The TREMEC TR-4050 is a 5-speed manual transmission for longitudinal engine rear wheel drive trucks. It includes one overdrive gear and a light-weight aluminum housing. It is manufactured by Transmission Technologies Corporation. New 4wd TR-4050 units are currently available through Silver Sport Transmissions in Rockford, TN.
The Getrag 282 transmission was a 5-speed manual transaxle designed by Getrag for Chevrolet. It is sometimes referred to as the Muncie 282 or the Muncie Getrag 282, as the transmission was manufactured by the Muncie, Indiana manual transmission plant. It has been used in various front-wheel drive transverse engine applications including the Chevrolet Cavalier, Pontiac Sunbird, Pontiac Grand Am, Chevrolet Beretta and the Oldsmobile Achieva. It was also used in the mid-engined rear-wheel drive Pontiac Fiero. In its later years, the Getrag 282 was manufactured by New Venture Gear and renamed the NVG T550.
Vehicles made by American Motors Corporation (AMC) and Jeep incorporated a variety of transmissions and transfer case systems. This article covers transmissions used in the following vehicle models and years:
The Hydra-Matic 6T40 and similar 6T45, 6T50 and 6T30 are transversely-mounted six speed automatic transmissions produced by General Motors. The 6T40, referred to in GM inner circles as the GF6, made its debut in the 2008 Chevrolet Malibu, available with the 2.4 L LE5Ecotec engine making 164 horsepower (122 kW), and has since also been made available on the Chevrolet Cruze, Daewoo Tosca and Buick LaCrosse. It features clutch-to-clutch shifting, eliminating the bands used on older transmission designs. GM chose an "on-axis" design as opposed to folding the gearset behind the engine and transferring power through the use of a chain, as is used in most other GM front wheel drive transaxles. Ford Motor Company also produces their own variant, called the 6F35. The Buick Encore uses the 6F35 mated to the 1.4 turbo.
This transmission is part of a joint-venture between Ford Motor Company and General Motors to design and engineer two transmissions, a longitudinal 10-speed transmission and a transverse 9-speed trans-axle. Each company will manufacture its own unique version of the transmissions in their own factories. The 10-speed transmission was designed by Ford, while GM designed the 9-speed transmission which is used in transverse applications.
MERCON is the trade name for a group of technical specifications of automatic transmission fluid created by Ford. The name is a registered trademark of Ford, which licenses the name and specifications to companies which manufacture the fluid and sell it under their own brand names. Not all Mercon fluids are licensed for reselling under another brand name. All licensed Mercon fluids must have a license number on the container.

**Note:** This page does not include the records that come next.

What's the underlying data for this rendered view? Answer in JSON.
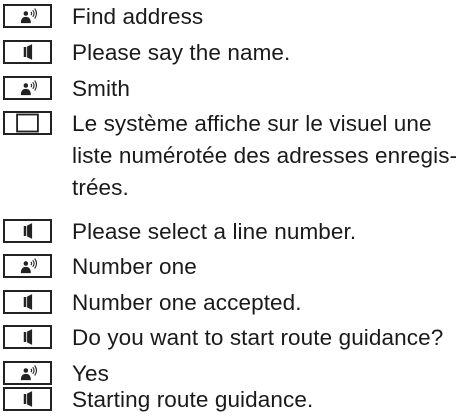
{
  "dialog": {
    "rows": [
      {
        "icon": "user-speaks-icon",
        "text": "Find address"
      },
      {
        "icon": "speaker-icon",
        "text": "Please say the name."
      },
      {
        "icon": "user-speaks-icon",
        "text": "Smith"
      },
      {
        "icon": "display-icon",
        "text": "Le système affiche sur le visuel une liste numérotée des adresses enregis-trées."
      },
      {
        "icon": "speaker-icon",
        "text": "Please select a line number."
      },
      {
        "icon": "user-speaks-icon",
        "text": "Number one"
      },
      {
        "icon": "speaker-icon",
        "text": "Number one accepted."
      },
      {
        "icon": "speaker-icon",
        "text": "Do you want to start route guidance?"
      },
      {
        "icon": "user-speaks-icon",
        "text": "Yes"
      },
      {
        "icon": "speaker-icon",
        "text": "Starting route guidance."
      }
    ]
  }
}
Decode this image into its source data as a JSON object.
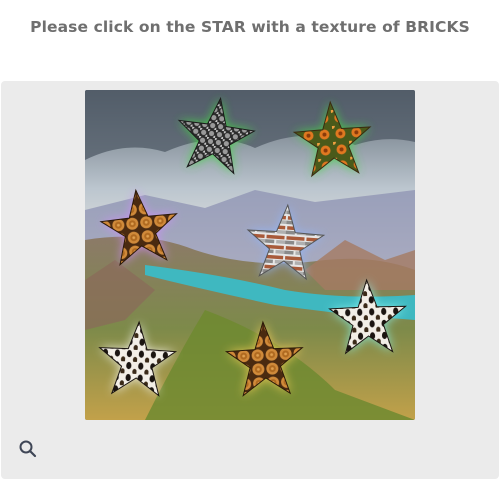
{
  "prompt": "Please click on the STAR with a texture of BRICKS",
  "canvas": {
    "scene": "canyon landscape with river under cloudy sky",
    "stars": [
      {
        "id": "star-1",
        "texture": "snakeskin",
        "glow": "#3fdc3f"
      },
      {
        "id": "star-2",
        "texture": "flowers",
        "glow": "#3fdc3f"
      },
      {
        "id": "star-3",
        "texture": "wood-logs",
        "glow": "#d18cff"
      },
      {
        "id": "star-4",
        "texture": "bricks",
        "glow": "#8fb6ff"
      },
      {
        "id": "star-5",
        "texture": "leopard",
        "glow": "#8af5f0"
      },
      {
        "id": "star-6",
        "texture": "leopard",
        "glow": "#ffffff"
      },
      {
        "id": "star-7",
        "texture": "wood-logs",
        "glow": "#ffd35a"
      }
    ]
  },
  "toolbar": {
    "search_icon": "search-icon"
  }
}
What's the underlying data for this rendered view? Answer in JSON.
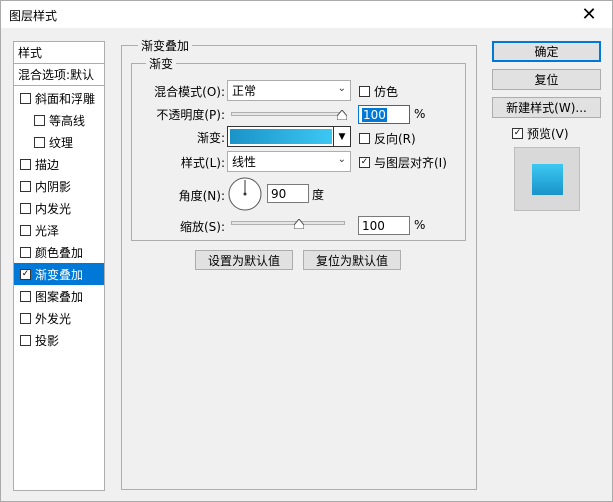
{
  "window": {
    "title": "图层样式",
    "close_glyph": "✕"
  },
  "left_panel": {
    "header": "样式",
    "blend_options": "混合选项:默认",
    "items": [
      {
        "label": "斜面和浮雕",
        "checked": false,
        "indent": false
      },
      {
        "label": "等高线",
        "checked": false,
        "indent": true
      },
      {
        "label": "纹理",
        "checked": false,
        "indent": true
      },
      {
        "label": "描边",
        "checked": false,
        "indent": false
      },
      {
        "label": "内阴影",
        "checked": false,
        "indent": false
      },
      {
        "label": "内发光",
        "checked": false,
        "indent": false
      },
      {
        "label": "光泽",
        "checked": false,
        "indent": false
      },
      {
        "label": "颜色叠加",
        "checked": false,
        "indent": false
      },
      {
        "label": "渐变叠加",
        "checked": true,
        "indent": false,
        "selected": true
      },
      {
        "label": "图案叠加",
        "checked": false,
        "indent": false
      },
      {
        "label": "外发光",
        "checked": false,
        "indent": false
      },
      {
        "label": "投影",
        "checked": false,
        "indent": false
      }
    ]
  },
  "panel": {
    "group_title": "渐变叠加",
    "sub_title": "渐变",
    "blend_mode_label": "混合模式(O):",
    "blend_mode_value": "正常",
    "dither_label": "仿色",
    "opacity_label": "不透明度(P):",
    "opacity_value": "100",
    "opacity_unit": "%",
    "opacity_level": 100,
    "gradient_label": "渐变:",
    "reverse_label": "反向(R)",
    "style_label": "样式(L):",
    "style_value": "线性",
    "align_label": "与图层对齐(I)",
    "angle_label": "角度(N):",
    "angle_value": "90",
    "angle_unit": "度",
    "scale_label": "缩放(S):",
    "scale_value": "100",
    "scale_unit": "%",
    "scale_level": 0.45,
    "set_default_btn": "设置为默认值",
    "reset_default_btn": "复位为默认值"
  },
  "right": {
    "ok_btn": "确定",
    "reset_btn": "复位",
    "new_style_btn": "新建样式(W)...",
    "preview_label": "预览(V)"
  },
  "colors": {
    "gradient_start": "#1a93c9",
    "gradient_end": "#3cc8f2",
    "accent": "#0078d7"
  }
}
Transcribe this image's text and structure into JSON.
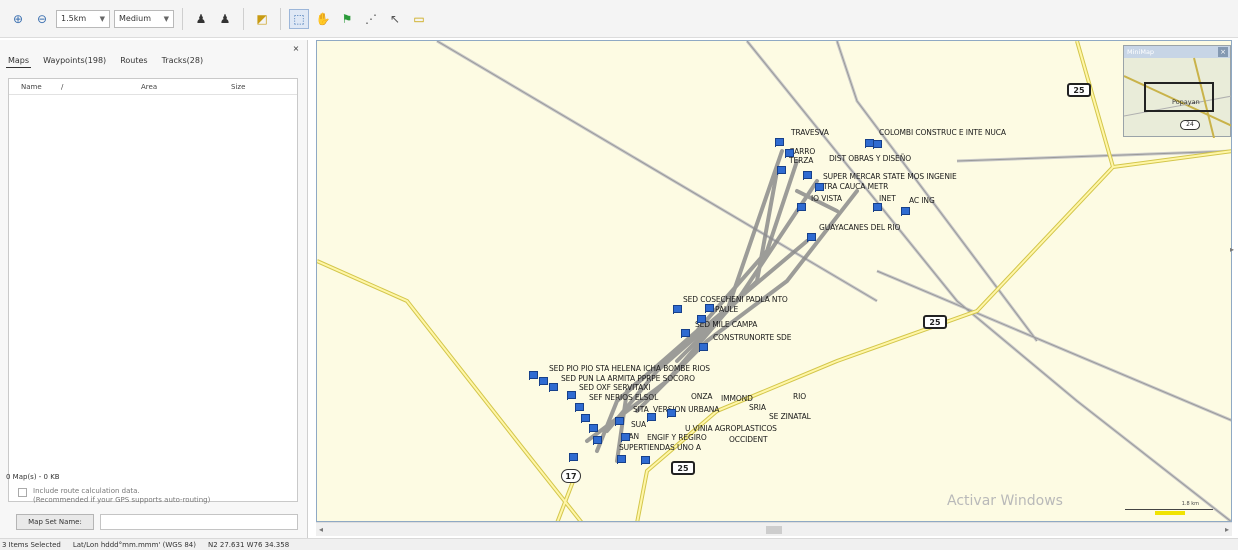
{
  "toolbar": {
    "distance": "1.5km",
    "detail": "Medium",
    "icons": [
      "zoom-in-icon",
      "zoom-out-icon",
      "send-to-device-icon",
      "receive-from-device-icon",
      "map-tool-icon",
      "select-tool-icon",
      "hand-tool-icon",
      "waypoint-tool-icon",
      "route-tool-icon",
      "pointer-tool-icon",
      "measure-tool-icon"
    ]
  },
  "left_panel": {
    "close_glyph": "×",
    "tabs": [
      "Maps",
      "Waypoints(198)",
      "Routes",
      "Tracks(28)"
    ],
    "columns": [
      "Name",
      "/",
      "Area",
      "Size"
    ],
    "maps_count": "0 Map(s) - 0 KB",
    "include_route_line1": "Include route calculation data.",
    "include_route_line2": "(Recommended if your GPS supports auto-routing)",
    "map_set_button": "Map Set Name:",
    "map_set_value": ""
  },
  "map": {
    "background": "#fdfbe3",
    "road_color": "#e6d86a",
    "shields": [
      "25",
      "25",
      "25",
      "17"
    ],
    "labels": [
      "TRAVESVA",
      "COLOMBI CONSTRUC E INTE NUCA",
      "CARRO",
      "TERZA",
      "DIST OBRAS Y DISEÑO",
      "SUPER MERCAR STATE MOS INGENIE",
      "TRA CAUCA METR",
      "IO VISTA",
      "INET",
      "AC ING",
      "GUAYACANES DEL RIO",
      "SED COSECHENI PADLA NTO",
      "PAULE",
      "SED MILE CAMPA",
      "CONSTRUNORTE SDE",
      "SED PIO PIO STA HELENA ICHA BOMBE RIOS",
      "SED PUN LA ARMITA PPRPE SOCORO",
      "SED OXF SERVITAXI",
      "SEF NERIOS ELSOL",
      "ONZA",
      "IMMOND",
      "RIO",
      "SITA",
      "VERSION URBANA",
      "SRIA",
      "SE ZINATAL",
      "SUA",
      "U VINIA AGROPLASTICOS",
      "NAN",
      "ENGIF Y REGIRO",
      "OCCIDENT",
      "SUPERTIENDAS UNO A"
    ],
    "watermark": "Activar Windows",
    "scale_label": "1.8 km"
  },
  "minimap": {
    "title": "MiniMap",
    "close_glyph": "×",
    "city": "Popayan",
    "shield": "24"
  },
  "statusbar": {
    "selected": "3 Items Selected",
    "format": "Lat/Lon hddd°mm.mmm' (WGS 84)",
    "coords": "N2 27.631 W76 34.358"
  }
}
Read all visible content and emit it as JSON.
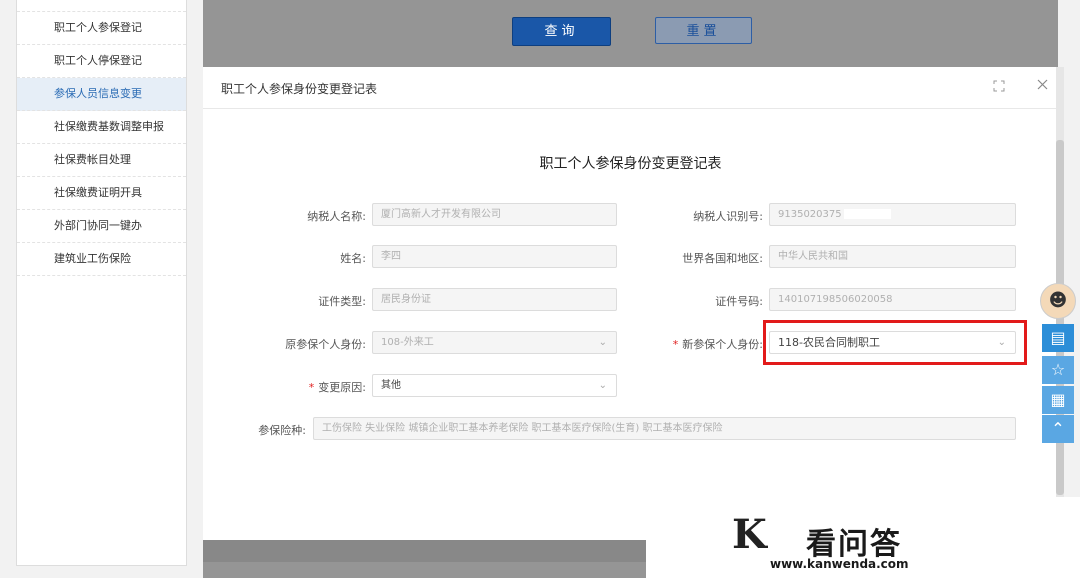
{
  "sidebar": {
    "items": [
      {
        "label": "职工个人参保登记"
      },
      {
        "label": "职工个人停保登记"
      },
      {
        "label": "参保人员信息变更"
      },
      {
        "label": "社保缴费基数调整申报"
      },
      {
        "label": "社保费帐目处理"
      },
      {
        "label": "社保缴费证明开具"
      },
      {
        "label": "外部门协同一键办"
      },
      {
        "label": "建筑业工伤保险"
      }
    ]
  },
  "toolbar": {
    "query_label": "查询",
    "reset_label": "重置"
  },
  "modal": {
    "header_title": "职工个人参保身份变更登记表",
    "form_title": "职工个人参保身份变更登记表",
    "fields": {
      "taxpayer_name": {
        "label": "纳税人名称:",
        "value": "厦门高新人才开发有限公司"
      },
      "taxpayer_id": {
        "label": "纳税人识别号:",
        "value": "9135020375"
      },
      "name": {
        "label": "姓名:",
        "value": "李四"
      },
      "country": {
        "label": "世界各国和地区:",
        "value": "中华人民共和国"
      },
      "id_type": {
        "label": "证件类型:",
        "value": "居民身份证"
      },
      "id_number": {
        "label": "证件号码:",
        "value": "140107198506020058"
      },
      "old_identity": {
        "label": "原参保个人身份:",
        "value": "108-外来工"
      },
      "new_identity": {
        "label": "新参保个人身份:",
        "value": "118-农民合同制职工"
      },
      "change_reason": {
        "label": "变更原因:",
        "value": "其他"
      },
      "insurance_types": {
        "label": "参保险种:",
        "value": "工伤保险 失业保险 城镇企业职工基本养老保险 职工基本医疗保险(生育) 职工基本医疗保险"
      }
    },
    "required_mark": "*"
  },
  "watermark": {
    "name": "看问答",
    "url": "www.kanwenda.com"
  },
  "colors": {
    "primary": "#1a57a8",
    "active_sidebar": "#2b6cb5",
    "highlight": "#e21a1a",
    "float_tool": "#5aa7e3"
  }
}
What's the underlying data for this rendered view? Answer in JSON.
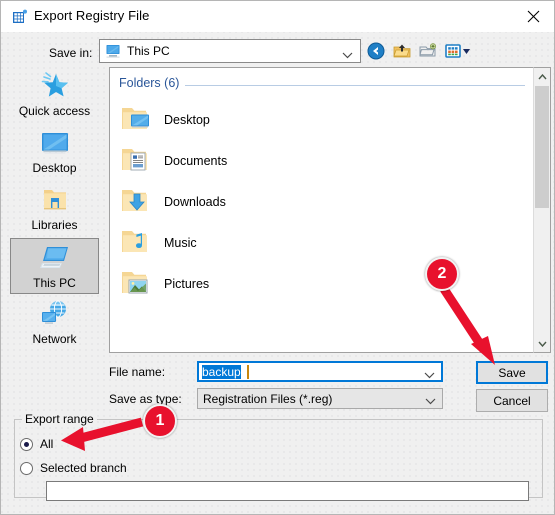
{
  "window": {
    "title": "Export Registry File",
    "icon": "registry-editor-icon",
    "close_label": "✕"
  },
  "toolbar": {
    "save_in_label": "Save in:",
    "save_in_value": "This PC",
    "save_in_icon": "this-pc-icon",
    "buttons": [
      {
        "name": "back-button",
        "icon": "back-arrow-icon"
      },
      {
        "name": "up-one-level-button",
        "icon": "up-folder-icon"
      },
      {
        "name": "new-folder-button",
        "icon": "new-folder-icon"
      },
      {
        "name": "views-button",
        "icon": "views-grid-icon"
      }
    ]
  },
  "places_bar": {
    "items": [
      {
        "label": "Quick access",
        "icon": "star-icon",
        "selected": false
      },
      {
        "label": "Desktop",
        "icon": "desktop-monitor-icon",
        "selected": false
      },
      {
        "label": "Libraries",
        "icon": "libraries-folder-icon",
        "selected": false
      },
      {
        "label": "This PC",
        "icon": "this-pc-icon",
        "selected": true
      },
      {
        "label": "Network",
        "icon": "network-globe-icon",
        "selected": false
      }
    ]
  },
  "file_list": {
    "group_header": "Folders (6)",
    "folders": [
      {
        "name": "Desktop",
        "icon": "folder-desktop-icon"
      },
      {
        "name": "Documents",
        "icon": "folder-documents-icon"
      },
      {
        "name": "Downloads",
        "icon": "folder-downloads-icon"
      },
      {
        "name": "Music",
        "icon": "folder-music-icon"
      },
      {
        "name": "Pictures",
        "icon": "folder-pictures-icon"
      }
    ]
  },
  "form": {
    "file_name_label": "File name:",
    "file_name_value": "backup",
    "save_as_type_label": "Save as type:",
    "save_as_type_value": "Registration Files (*.reg)",
    "save_button": "Save",
    "cancel_button": "Cancel"
  },
  "export_range": {
    "group_label": "Export range",
    "options": [
      {
        "label": "All",
        "selected": true
      },
      {
        "label": "Selected branch",
        "selected": false
      }
    ],
    "branch_value": ""
  },
  "annotations": {
    "badges": [
      {
        "label": "1",
        "target": "all-radio"
      },
      {
        "label": "2",
        "target": "save-button"
      }
    ],
    "color": "#e8112d"
  }
}
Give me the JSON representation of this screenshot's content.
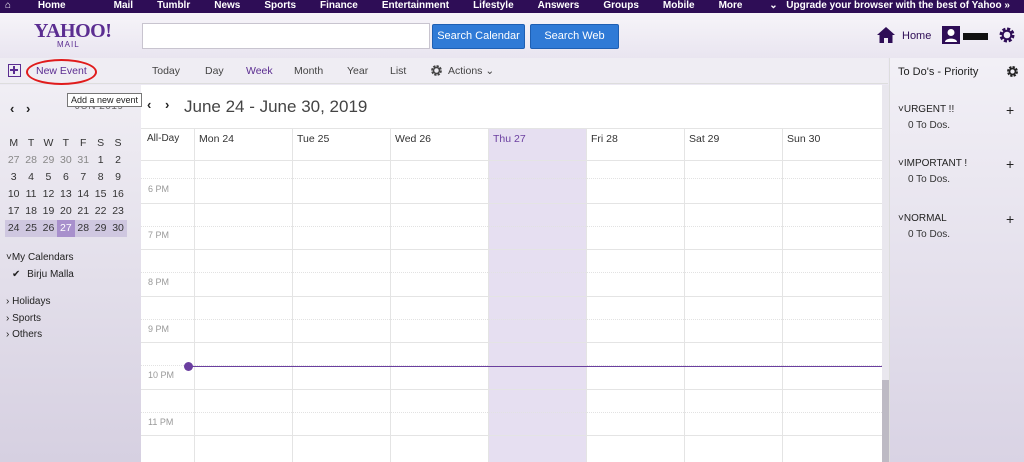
{
  "topnav": {
    "items": [
      "Home",
      "Mail",
      "Tumblr",
      "News",
      "Sports",
      "Finance",
      "Entertainment",
      "Lifestyle",
      "Answers",
      "Groups",
      "Mobile",
      "More"
    ],
    "upgrade": "Upgrade your browser with the best of Yahoo »"
  },
  "header": {
    "logo": "YAHOO!",
    "logo_sub": "MAIL",
    "search_value": "",
    "search_calendar": "Search Calendar",
    "search_web": "Search Web",
    "home": "Home"
  },
  "toolbar": {
    "new_event": "New Event",
    "tooltip": "Add a new event",
    "views": [
      "Today",
      "Day",
      "Week",
      "Month",
      "Year",
      "List"
    ],
    "active_view": "Week",
    "actions": "Actions"
  },
  "minical": {
    "month": "JUN 2019",
    "weekdays": [
      "M",
      "T",
      "W",
      "T",
      "F",
      "S",
      "S"
    ],
    "weeks": [
      [
        "27",
        "28",
        "29",
        "30",
        "31",
        "1",
        "2"
      ],
      [
        "3",
        "4",
        "5",
        "6",
        "7",
        "8",
        "9"
      ],
      [
        "10",
        "11",
        "12",
        "13",
        "14",
        "15",
        "16"
      ],
      [
        "17",
        "18",
        "19",
        "20",
        "21",
        "22",
        "23"
      ],
      [
        "24",
        "25",
        "26",
        "27",
        "28",
        "29",
        "30"
      ]
    ],
    "today": "27"
  },
  "calendars": {
    "my_calendars": "My Calendars",
    "owner": "Birju Malla",
    "others": [
      "Holidays",
      "Sports",
      "Others"
    ]
  },
  "week": {
    "range": "June 24 - June 30, 2019",
    "all_day": "All-Day",
    "days": [
      "Mon 24",
      "Tue 25",
      "Wed 26",
      "Thu 27",
      "Fri 28",
      "Sat 29",
      "Sun 30"
    ],
    "today_index": 3,
    "times": [
      "6 PM",
      "7 PM",
      "8 PM",
      "9 PM",
      "10 PM",
      "11 PM"
    ]
  },
  "todo": {
    "title": "To Do's - Priority",
    "groups": [
      {
        "name": "URGENT !!",
        "count": "0 To Dos."
      },
      {
        "name": "IMPORTANT !",
        "count": "0 To Dos."
      },
      {
        "name": "NORMAL",
        "count": "0 To Dos."
      }
    ]
  },
  "colors": {
    "brand": "#5b2d91",
    "nav": "#2e0d56",
    "button": "#2f7ad6",
    "today_column": "#e6dff1",
    "highlight_oval": "#e01b1b"
  }
}
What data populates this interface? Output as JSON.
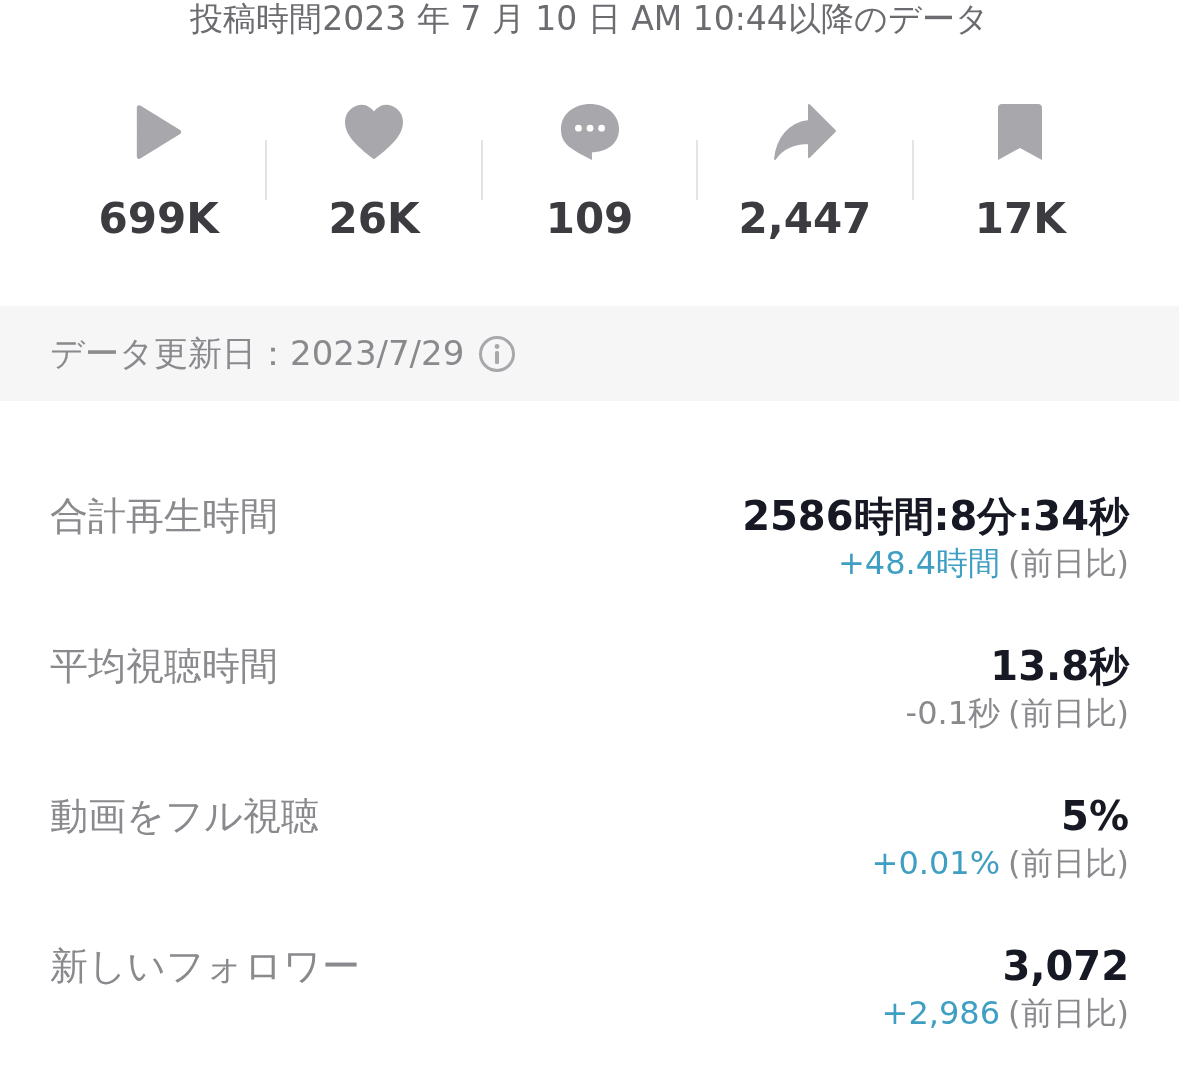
{
  "header": {
    "text": "投稿時間2023 年 7 月 10 日 AM 10:44以降のデータ"
  },
  "stats": [
    {
      "kind": "play",
      "value": "699K"
    },
    {
      "kind": "like",
      "value": "26K"
    },
    {
      "kind": "comment",
      "value": "109"
    },
    {
      "kind": "share",
      "value": "2,447"
    },
    {
      "kind": "save",
      "value": "17K"
    }
  ],
  "update_bar": {
    "text": "データ更新日：2023/7/29"
  },
  "metrics": [
    {
      "label": "合計再生時間",
      "value": "2586時間:8分:34秒",
      "delta": {
        "text": "+48.4時間",
        "color": "#3f9fc2"
      },
      "note": "(前日比)"
    },
    {
      "label": "平均視聴時間",
      "value": "13.8秒",
      "delta": {
        "text": "-0.1秒",
        "color": "#8a8a8e"
      },
      "note": "(前日比)"
    },
    {
      "label": "動画をフル視聴",
      "value": "5%",
      "delta": {
        "text": "+0.01%",
        "color": "#3f9fc2"
      },
      "note": "(前日比)"
    },
    {
      "label": "新しいフォロワー",
      "value": "3,072",
      "delta": {
        "text": "+2,986",
        "color": "#3f9fc2"
      },
      "note": "(前日比)"
    }
  ]
}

If no license number is found, the fluid may not be Ford approved and the fluid cannot be guaranteed to meet Ford specifications. Ford, like many automobile manufacturers, uses transmissions sourced from other suppliers or transmission manufacturers around the world; these transmissions are not manufactured by Ford. Many of these automatic transmissions use unique fluids that might not be shown on this page.